Leonard Cohen: Bird on a Wire
Palmer's film is that rare concert doc that isn't for established fans only.
There is a kind of movie sequence which Alfred Hitchcock always did well, and which most later directors have chosen not to do at all.
It involves the hero discovering information by being nosy. Little or no dialogue is used. Most of what the hero sees is in long shot, and we can sometimes not quite make out all of the details. Half-heard words float on the air. What is being spied on is none of the hero’s business, but he cannot resist the human need to be a spy, and neither can we.
The crucial developments in “The House on Carroll Street” are established with such a sequence, and so well is it handled that it casts a sort of spell over the movie. The time is the early 1950s, the height of McCarthyism. The heroine (Kelly McGillis) is a young woman who has just lost her job at a magazine, after refusing to testify before the House Un-American Activities Committee. Desperate for work, she takes a job reading aloud to an old lady. One afternoon, walking in the lady’s garden, she sees some figures moving in the tall back windows of the house on the other side of the yard.

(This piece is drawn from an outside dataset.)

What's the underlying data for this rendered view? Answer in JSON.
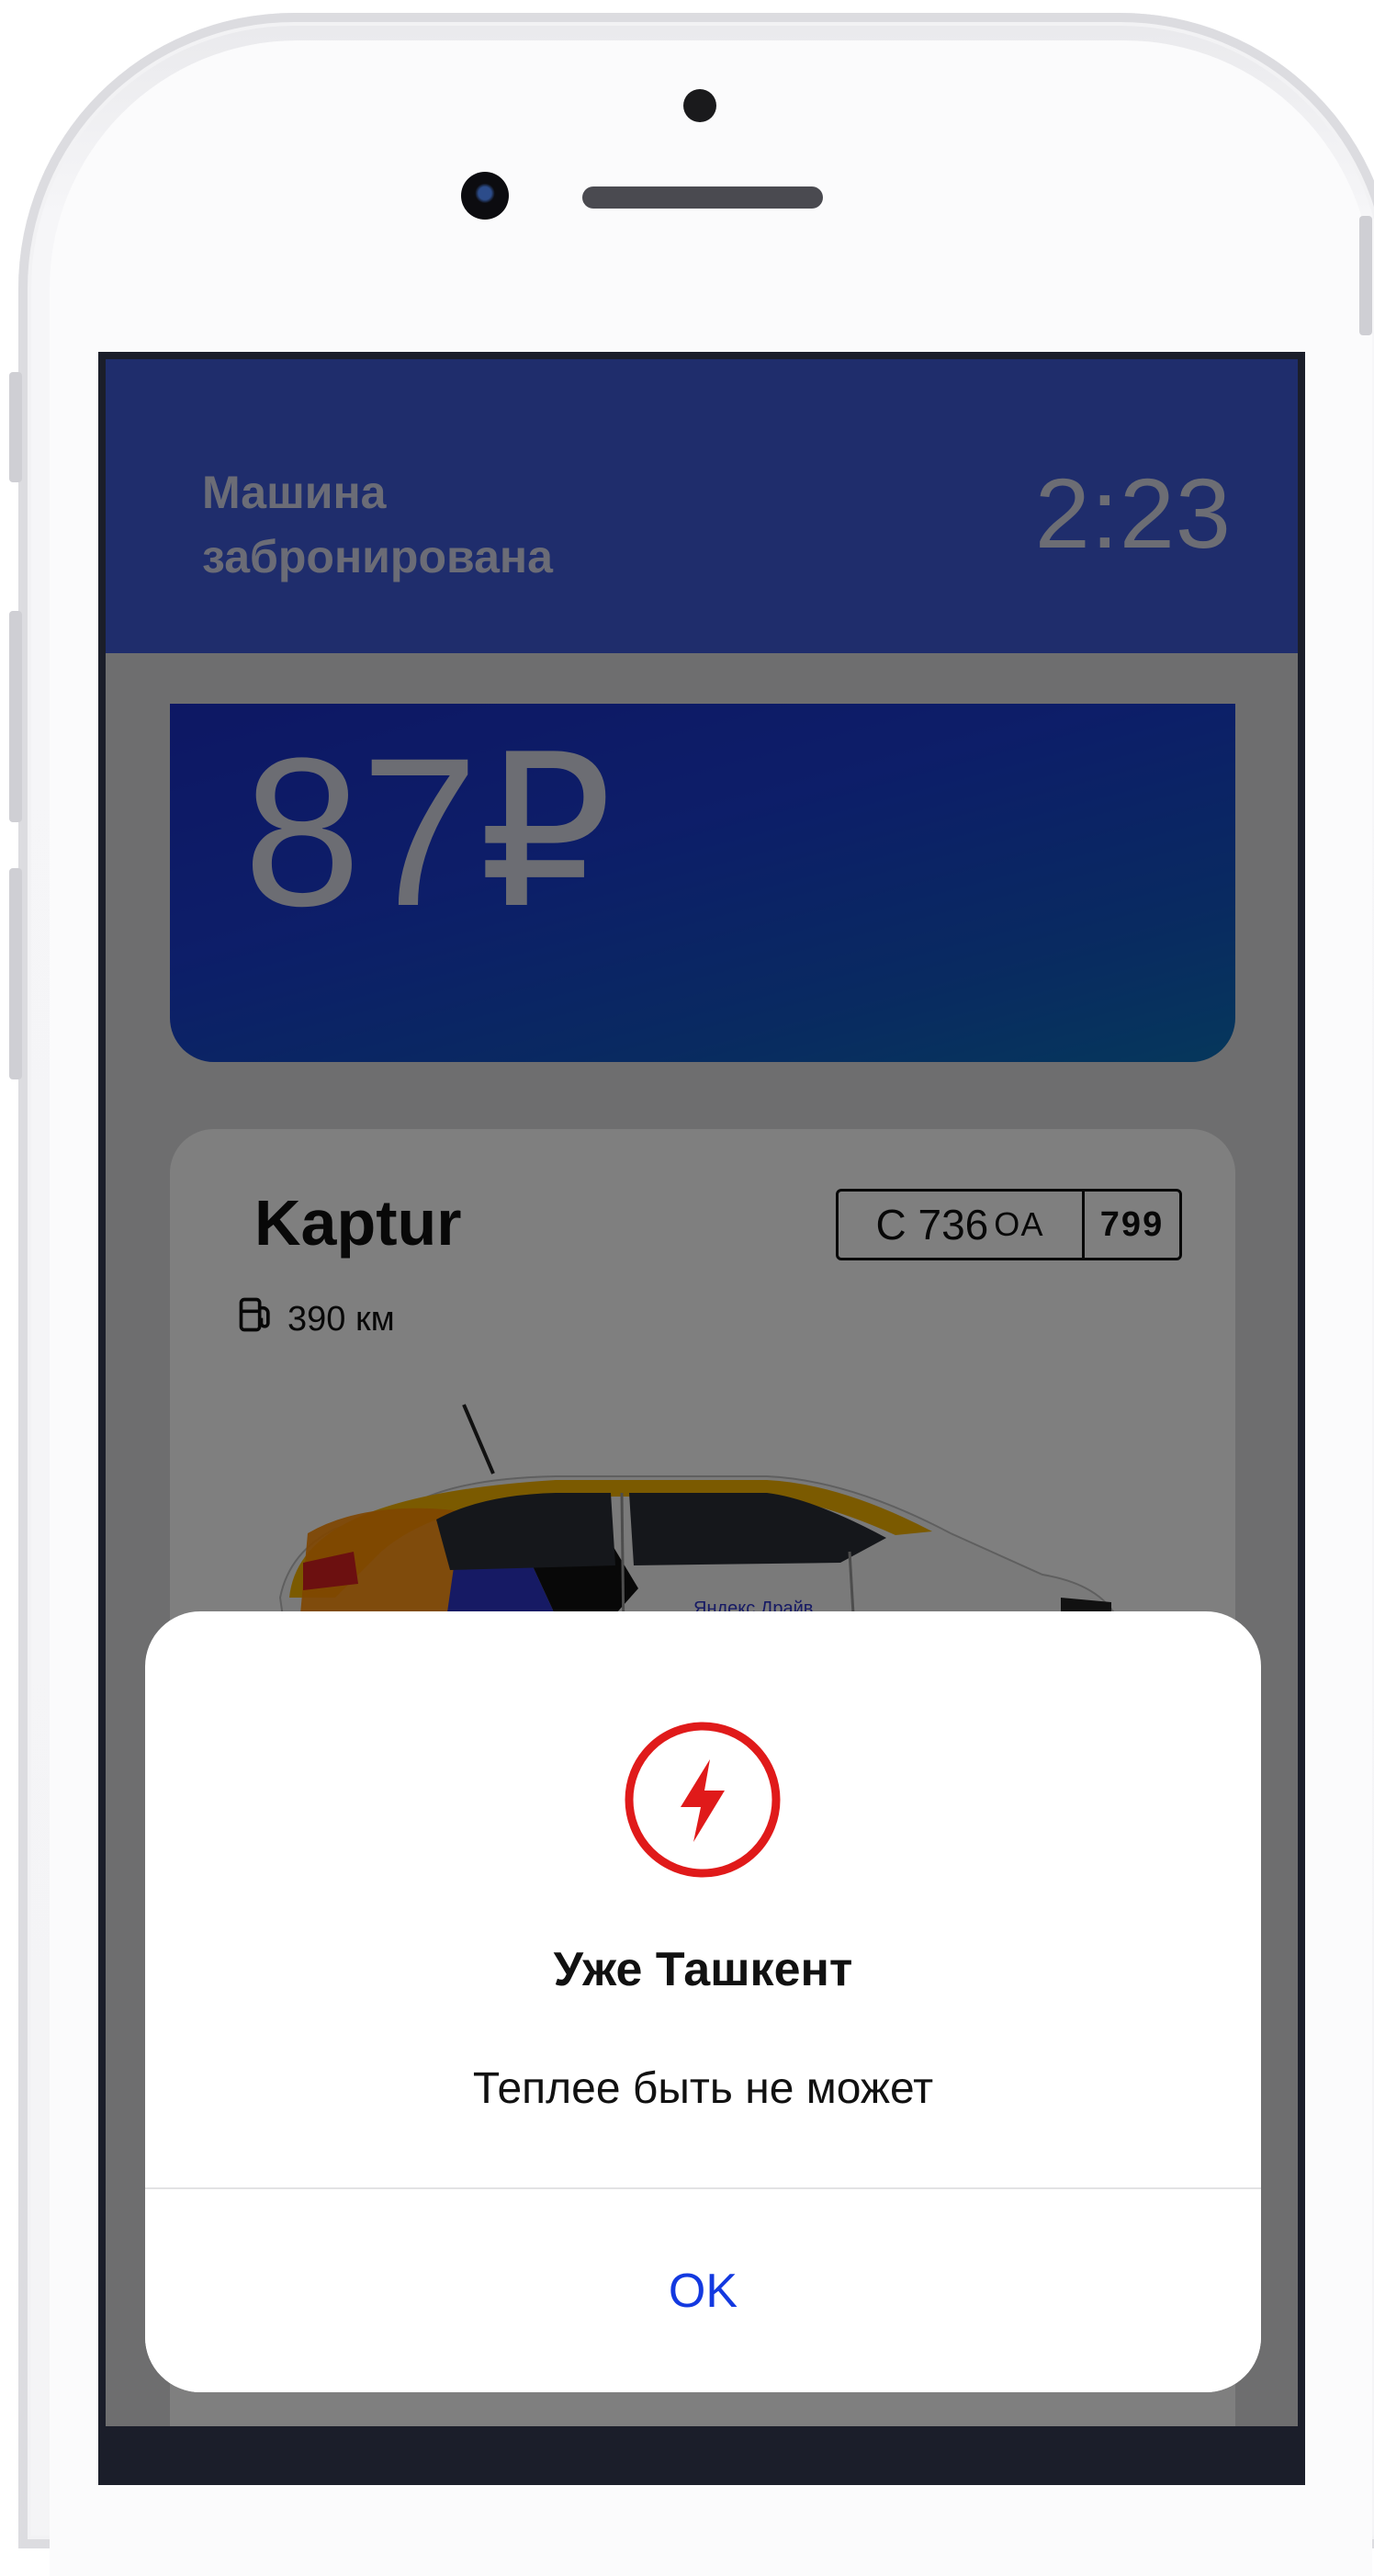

She is intrigued. She moves closer, hiding behind the branch of a tree. She overhears an argument. She can tell that something is wrong but does not know what it could be. Later, on the street, she sees a young man who was standing in the window. She tries to engage him in conversation, but he resists. Eventually, piecing together a clue here and a word there, she becomes convinced that the people in the house are smuggling Nazi war criminals into the United States and that they have friends in high places.